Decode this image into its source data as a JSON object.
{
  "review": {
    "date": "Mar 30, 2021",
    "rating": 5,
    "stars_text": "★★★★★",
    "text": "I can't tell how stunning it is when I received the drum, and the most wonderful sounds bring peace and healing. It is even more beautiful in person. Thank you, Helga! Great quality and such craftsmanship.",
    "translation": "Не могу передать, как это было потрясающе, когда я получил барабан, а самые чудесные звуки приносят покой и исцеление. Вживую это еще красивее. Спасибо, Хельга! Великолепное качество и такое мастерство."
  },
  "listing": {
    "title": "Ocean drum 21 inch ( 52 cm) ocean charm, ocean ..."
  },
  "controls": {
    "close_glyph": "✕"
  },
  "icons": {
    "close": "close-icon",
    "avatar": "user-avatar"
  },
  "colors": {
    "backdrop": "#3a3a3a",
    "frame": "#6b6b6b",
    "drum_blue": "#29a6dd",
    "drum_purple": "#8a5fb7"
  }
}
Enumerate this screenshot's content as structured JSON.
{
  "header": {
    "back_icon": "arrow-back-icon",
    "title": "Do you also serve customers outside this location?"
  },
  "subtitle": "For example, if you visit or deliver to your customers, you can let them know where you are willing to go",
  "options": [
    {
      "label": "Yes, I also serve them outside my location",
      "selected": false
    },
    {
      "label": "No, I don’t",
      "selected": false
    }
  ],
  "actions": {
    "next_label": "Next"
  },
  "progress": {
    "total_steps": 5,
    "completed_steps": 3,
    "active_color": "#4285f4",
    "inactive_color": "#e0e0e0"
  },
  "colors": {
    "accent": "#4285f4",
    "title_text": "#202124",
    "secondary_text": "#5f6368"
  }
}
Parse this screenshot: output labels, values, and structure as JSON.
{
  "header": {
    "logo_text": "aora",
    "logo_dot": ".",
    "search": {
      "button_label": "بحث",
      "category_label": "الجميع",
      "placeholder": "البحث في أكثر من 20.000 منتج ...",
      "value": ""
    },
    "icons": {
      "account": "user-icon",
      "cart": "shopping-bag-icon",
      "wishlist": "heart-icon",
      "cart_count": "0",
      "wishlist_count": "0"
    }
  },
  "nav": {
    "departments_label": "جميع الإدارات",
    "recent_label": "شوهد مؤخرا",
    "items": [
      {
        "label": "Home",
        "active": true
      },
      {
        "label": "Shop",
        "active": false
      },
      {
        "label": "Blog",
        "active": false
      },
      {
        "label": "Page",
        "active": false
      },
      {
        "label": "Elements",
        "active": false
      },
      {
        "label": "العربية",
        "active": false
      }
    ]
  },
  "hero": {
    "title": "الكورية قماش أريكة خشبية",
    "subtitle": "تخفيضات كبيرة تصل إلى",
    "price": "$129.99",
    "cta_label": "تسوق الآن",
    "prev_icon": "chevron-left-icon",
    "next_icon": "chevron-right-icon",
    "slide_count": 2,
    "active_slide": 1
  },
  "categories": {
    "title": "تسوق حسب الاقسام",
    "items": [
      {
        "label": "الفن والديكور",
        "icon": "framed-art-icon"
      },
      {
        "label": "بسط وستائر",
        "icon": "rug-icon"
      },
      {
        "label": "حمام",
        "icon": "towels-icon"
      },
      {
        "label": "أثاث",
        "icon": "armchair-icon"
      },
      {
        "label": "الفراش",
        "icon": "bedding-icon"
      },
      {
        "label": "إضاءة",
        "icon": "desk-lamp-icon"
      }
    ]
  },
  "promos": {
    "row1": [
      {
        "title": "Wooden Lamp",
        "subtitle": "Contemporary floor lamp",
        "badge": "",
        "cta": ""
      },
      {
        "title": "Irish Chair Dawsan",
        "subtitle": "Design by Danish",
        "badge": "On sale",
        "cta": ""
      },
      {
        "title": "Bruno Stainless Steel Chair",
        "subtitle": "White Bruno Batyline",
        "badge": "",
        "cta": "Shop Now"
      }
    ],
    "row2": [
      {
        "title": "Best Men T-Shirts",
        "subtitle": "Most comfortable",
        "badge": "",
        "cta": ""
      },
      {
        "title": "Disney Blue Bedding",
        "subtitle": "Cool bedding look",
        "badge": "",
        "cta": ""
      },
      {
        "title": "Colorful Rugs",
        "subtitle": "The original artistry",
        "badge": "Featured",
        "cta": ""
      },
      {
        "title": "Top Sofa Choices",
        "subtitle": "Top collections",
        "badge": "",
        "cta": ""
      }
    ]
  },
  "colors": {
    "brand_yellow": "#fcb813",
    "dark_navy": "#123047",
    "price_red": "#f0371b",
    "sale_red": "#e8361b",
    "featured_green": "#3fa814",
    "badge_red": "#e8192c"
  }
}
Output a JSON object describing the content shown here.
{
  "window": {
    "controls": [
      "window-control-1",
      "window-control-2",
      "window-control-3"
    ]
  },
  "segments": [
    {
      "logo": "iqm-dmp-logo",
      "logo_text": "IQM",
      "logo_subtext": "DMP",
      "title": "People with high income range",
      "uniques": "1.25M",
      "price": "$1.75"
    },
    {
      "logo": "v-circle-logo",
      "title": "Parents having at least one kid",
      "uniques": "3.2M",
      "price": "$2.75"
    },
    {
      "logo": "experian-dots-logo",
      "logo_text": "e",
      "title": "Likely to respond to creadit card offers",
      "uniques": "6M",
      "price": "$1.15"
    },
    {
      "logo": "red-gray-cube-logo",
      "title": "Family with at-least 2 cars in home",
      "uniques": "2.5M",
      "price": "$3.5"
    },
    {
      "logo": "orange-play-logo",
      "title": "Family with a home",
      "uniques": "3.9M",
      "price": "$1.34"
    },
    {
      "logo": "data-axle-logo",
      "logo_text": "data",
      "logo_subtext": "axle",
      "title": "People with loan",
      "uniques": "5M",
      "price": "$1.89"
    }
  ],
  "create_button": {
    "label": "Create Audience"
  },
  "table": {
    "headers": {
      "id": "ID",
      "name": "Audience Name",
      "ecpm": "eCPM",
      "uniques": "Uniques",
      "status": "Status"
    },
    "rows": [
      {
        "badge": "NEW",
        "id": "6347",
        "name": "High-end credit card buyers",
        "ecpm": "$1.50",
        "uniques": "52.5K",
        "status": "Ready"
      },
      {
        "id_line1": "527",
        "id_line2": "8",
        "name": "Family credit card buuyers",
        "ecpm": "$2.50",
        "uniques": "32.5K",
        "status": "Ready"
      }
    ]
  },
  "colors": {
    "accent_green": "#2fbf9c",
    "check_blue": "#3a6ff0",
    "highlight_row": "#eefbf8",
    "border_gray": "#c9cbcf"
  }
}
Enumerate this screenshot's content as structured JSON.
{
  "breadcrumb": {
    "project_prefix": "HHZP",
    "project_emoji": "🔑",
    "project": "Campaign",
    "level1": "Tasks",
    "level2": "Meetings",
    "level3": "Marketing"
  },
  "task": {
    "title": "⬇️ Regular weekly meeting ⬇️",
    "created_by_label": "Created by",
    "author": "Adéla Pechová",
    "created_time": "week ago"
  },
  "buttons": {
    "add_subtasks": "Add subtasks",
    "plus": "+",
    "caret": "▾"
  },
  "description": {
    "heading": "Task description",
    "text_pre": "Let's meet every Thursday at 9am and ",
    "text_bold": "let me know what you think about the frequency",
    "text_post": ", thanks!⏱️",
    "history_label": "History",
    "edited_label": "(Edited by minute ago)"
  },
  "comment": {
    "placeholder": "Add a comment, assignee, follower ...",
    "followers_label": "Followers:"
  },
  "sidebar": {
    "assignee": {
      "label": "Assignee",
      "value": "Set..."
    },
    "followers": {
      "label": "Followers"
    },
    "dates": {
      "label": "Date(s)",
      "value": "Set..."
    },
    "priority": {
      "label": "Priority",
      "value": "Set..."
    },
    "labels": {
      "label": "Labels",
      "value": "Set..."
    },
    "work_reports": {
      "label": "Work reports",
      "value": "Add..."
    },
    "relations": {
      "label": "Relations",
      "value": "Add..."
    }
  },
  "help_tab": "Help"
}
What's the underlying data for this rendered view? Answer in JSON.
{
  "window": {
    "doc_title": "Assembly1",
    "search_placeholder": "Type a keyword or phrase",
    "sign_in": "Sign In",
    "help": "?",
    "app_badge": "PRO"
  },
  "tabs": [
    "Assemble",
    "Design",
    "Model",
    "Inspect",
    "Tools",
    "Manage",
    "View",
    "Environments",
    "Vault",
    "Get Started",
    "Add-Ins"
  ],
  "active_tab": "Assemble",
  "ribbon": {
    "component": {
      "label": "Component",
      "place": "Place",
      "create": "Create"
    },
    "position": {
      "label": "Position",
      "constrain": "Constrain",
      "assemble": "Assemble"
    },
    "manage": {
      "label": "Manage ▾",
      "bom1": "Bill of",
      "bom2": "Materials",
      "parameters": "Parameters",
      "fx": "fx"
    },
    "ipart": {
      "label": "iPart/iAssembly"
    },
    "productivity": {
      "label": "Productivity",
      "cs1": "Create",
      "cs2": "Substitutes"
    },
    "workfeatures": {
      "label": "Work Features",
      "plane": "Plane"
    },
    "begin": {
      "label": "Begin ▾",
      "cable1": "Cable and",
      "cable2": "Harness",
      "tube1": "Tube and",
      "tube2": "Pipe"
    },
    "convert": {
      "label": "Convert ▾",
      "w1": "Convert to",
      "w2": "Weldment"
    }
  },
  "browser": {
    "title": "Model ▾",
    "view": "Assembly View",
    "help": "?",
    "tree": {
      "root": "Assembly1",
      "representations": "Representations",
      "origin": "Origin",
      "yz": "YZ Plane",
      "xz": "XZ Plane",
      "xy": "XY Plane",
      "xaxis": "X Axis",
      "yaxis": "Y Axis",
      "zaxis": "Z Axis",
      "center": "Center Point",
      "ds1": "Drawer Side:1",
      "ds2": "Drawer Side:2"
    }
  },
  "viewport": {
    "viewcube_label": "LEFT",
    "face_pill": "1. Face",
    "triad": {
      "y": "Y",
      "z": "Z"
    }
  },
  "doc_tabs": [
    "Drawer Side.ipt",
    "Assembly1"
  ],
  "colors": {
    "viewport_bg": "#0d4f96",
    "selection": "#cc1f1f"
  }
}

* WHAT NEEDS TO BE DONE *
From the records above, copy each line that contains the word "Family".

* FINISHED TASK *
      "title": "Family with at-least 2 cars in home",
      "title": "Family with a home",
        "name": "Family credit card buuyers",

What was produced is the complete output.